- PROBLEM -
Reproduce the listing that follows with no differences at all.

- MATERIAL FOR THE TASK -
★ ★ ★ ★ ★ ★ ★

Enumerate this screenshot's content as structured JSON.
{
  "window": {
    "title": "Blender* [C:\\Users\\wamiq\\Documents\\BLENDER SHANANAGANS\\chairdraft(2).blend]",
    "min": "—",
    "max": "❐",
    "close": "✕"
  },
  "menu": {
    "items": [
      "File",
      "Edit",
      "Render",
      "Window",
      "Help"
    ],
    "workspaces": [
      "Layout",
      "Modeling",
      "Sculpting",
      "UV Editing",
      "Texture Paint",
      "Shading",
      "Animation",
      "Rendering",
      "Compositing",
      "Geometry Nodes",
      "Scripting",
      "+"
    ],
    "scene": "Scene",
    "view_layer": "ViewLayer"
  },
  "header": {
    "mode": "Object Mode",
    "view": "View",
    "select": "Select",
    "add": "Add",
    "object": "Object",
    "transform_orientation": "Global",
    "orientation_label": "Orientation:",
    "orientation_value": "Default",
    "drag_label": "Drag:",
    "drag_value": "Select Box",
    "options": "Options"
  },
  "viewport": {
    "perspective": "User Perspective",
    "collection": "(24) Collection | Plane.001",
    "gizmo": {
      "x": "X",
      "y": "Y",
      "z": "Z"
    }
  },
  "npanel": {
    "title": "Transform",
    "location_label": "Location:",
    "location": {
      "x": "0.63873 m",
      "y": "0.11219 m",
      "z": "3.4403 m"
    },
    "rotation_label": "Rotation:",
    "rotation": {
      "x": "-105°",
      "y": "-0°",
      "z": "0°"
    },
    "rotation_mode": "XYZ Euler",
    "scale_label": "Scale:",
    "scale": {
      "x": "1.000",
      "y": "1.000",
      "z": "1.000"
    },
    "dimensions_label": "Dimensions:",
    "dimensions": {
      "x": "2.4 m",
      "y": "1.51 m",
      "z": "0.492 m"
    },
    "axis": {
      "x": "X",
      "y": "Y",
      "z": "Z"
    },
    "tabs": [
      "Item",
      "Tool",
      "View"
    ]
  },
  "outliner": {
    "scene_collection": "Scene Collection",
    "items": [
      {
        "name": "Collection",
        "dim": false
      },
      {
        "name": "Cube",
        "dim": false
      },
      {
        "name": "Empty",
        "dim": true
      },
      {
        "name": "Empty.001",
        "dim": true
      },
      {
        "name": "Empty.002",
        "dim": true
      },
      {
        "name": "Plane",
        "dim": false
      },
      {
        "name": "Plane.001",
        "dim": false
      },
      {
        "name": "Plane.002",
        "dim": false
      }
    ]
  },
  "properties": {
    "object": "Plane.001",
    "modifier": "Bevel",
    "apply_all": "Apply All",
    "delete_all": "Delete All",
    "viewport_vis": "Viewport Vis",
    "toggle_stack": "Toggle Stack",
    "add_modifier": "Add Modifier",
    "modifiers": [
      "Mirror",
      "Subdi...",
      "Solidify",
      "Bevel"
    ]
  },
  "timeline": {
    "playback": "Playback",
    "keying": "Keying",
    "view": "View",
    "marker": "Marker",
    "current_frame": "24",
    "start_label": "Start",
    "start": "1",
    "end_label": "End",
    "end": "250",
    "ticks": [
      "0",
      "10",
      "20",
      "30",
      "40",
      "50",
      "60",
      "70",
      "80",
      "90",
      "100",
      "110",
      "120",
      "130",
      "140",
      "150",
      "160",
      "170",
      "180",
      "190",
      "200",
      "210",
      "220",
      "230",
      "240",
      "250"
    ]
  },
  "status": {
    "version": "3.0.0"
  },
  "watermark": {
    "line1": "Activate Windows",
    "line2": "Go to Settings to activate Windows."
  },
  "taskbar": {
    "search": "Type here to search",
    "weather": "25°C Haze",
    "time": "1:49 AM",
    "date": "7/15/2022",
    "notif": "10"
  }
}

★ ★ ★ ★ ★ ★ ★

- EXERCISE OUTPUT -
Enumerate this screenshot's content as structured JSON.
{
  "window": {
    "title": "Blender* [C:\\Users\\wamiq\\Documents\\BLENDER SHANANAGANS\\chairdraft(2).blend]",
    "min": "—",
    "max": "❐",
    "close": "✕"
  },
  "menu": {
    "items": [
      "File",
      "Edit",
      "Render",
      "Window",
      "Help"
    ],
    "workspaces": [
      "Layout",
      "Modeling",
      "Sculpting",
      "UV Editing",
      "Texture Paint",
      "Shading",
      "Animation",
      "Rendering",
      "Compositing",
      "Geometry Nodes",
      "Scripting",
      "+"
    ],
    "scene": "Scene",
    "view_layer": "ViewLayer"
  },
  "header": {
    "mode": "Object Mode",
    "view": "View",
    "select": "Select",
    "add": "Add",
    "object": "Object",
    "transform_orientation": "Global",
    "orientation_label": "Orientation:",
    "orientation_value": "Default",
    "drag_label": "Drag:",
    "drag_value": "Select Box",
    "options": "Options"
  },
  "viewport": {
    "perspective": "User Perspective",
    "collection": "(24) Collection | Plane.001",
    "gizmo": {
      "x": "X",
      "y": "Y",
      "z": "Z"
    }
  },
  "npanel": {
    "title": "Transform",
    "location_label": "Location:",
    "location": {
      "x": "0.63873 m",
      "y": "0.11219 m",
      "z": "3.4403 m"
    },
    "rotation_label": "Rotation:",
    "rotation": {
      "x": "-105°",
      "y": "-0°",
      "z": "0°"
    },
    "rotation_mode": "XYZ Euler",
    "scale_label": "Scale:",
    "scale": {
      "x": "1.000",
      "y": "1.000",
      "z": "1.000"
    },
    "dimensions_label": "Dimensions:",
    "dimensions": {
      "x": "2.4 m",
      "y": "1.51 m",
      "z": "0.492 m"
    },
    "axis": {
      "x": "X",
      "y": "Y",
      "z": "Z"
    },
    "tabs": [
      "Item",
      "Tool",
      "View"
    ]
  },
  "outliner": {
    "scene_collection": "Scene Collection",
    "items": [
      {
        "name": "Collection",
        "dim": false
      },
      {
        "name": "Cube",
        "dim": false
      },
      {
        "name": "Empty",
        "dim": true
      },
      {
        "name": "Empty.001",
        "dim": true
      },
      {
        "name": "Empty.002",
        "dim": true
      },
      {
        "name": "Plane",
        "dim": false
      },
      {
        "name": "Plane.001",
        "dim": false
      },
      {
        "name": "Plane.002",
        "dim": false
      }
    ]
  },
  "properties": {
    "object": "Plane.001",
    "modifier": "Bevel",
    "apply_all": "Apply All",
    "delete_all": "Delete All",
    "viewport_vis": "Viewport Vis",
    "toggle_stack": "Toggle Stack",
    "add_modifier": "Add Modifier",
    "modifiers": [
      "Mirror",
      "Subdi...",
      "Solidify",
      "Bevel"
    ]
  },
  "timeline": {
    "playback": "Playback",
    "keying": "Keying",
    "view": "View",
    "marker": "Marker",
    "current_frame": "24",
    "start_label": "Start",
    "start": "1",
    "end_label": "End",
    "end": "250",
    "ticks": [
      "0",
      "10",
      "20",
      "30",
      "40",
      "50",
      "60",
      "70",
      "80",
      "90",
      "100",
      "110",
      "120",
      "130",
      "140",
      "150",
      "160",
      "170",
      "180",
      "190",
      "200",
      "210",
      "220",
      "230",
      "240",
      "250"
    ]
  },
  "status": {
    "version": "3.0.0"
  },
  "watermark": {
    "line1": "Activate Windows",
    "line2": "Go to Settings to activate Windows."
  },
  "taskbar": {
    "search": "Type here to search",
    "weather": "25°C Haze",
    "time": "1:49 AM",
    "date": "7/15/2022",
    "notif": "10"
  }
}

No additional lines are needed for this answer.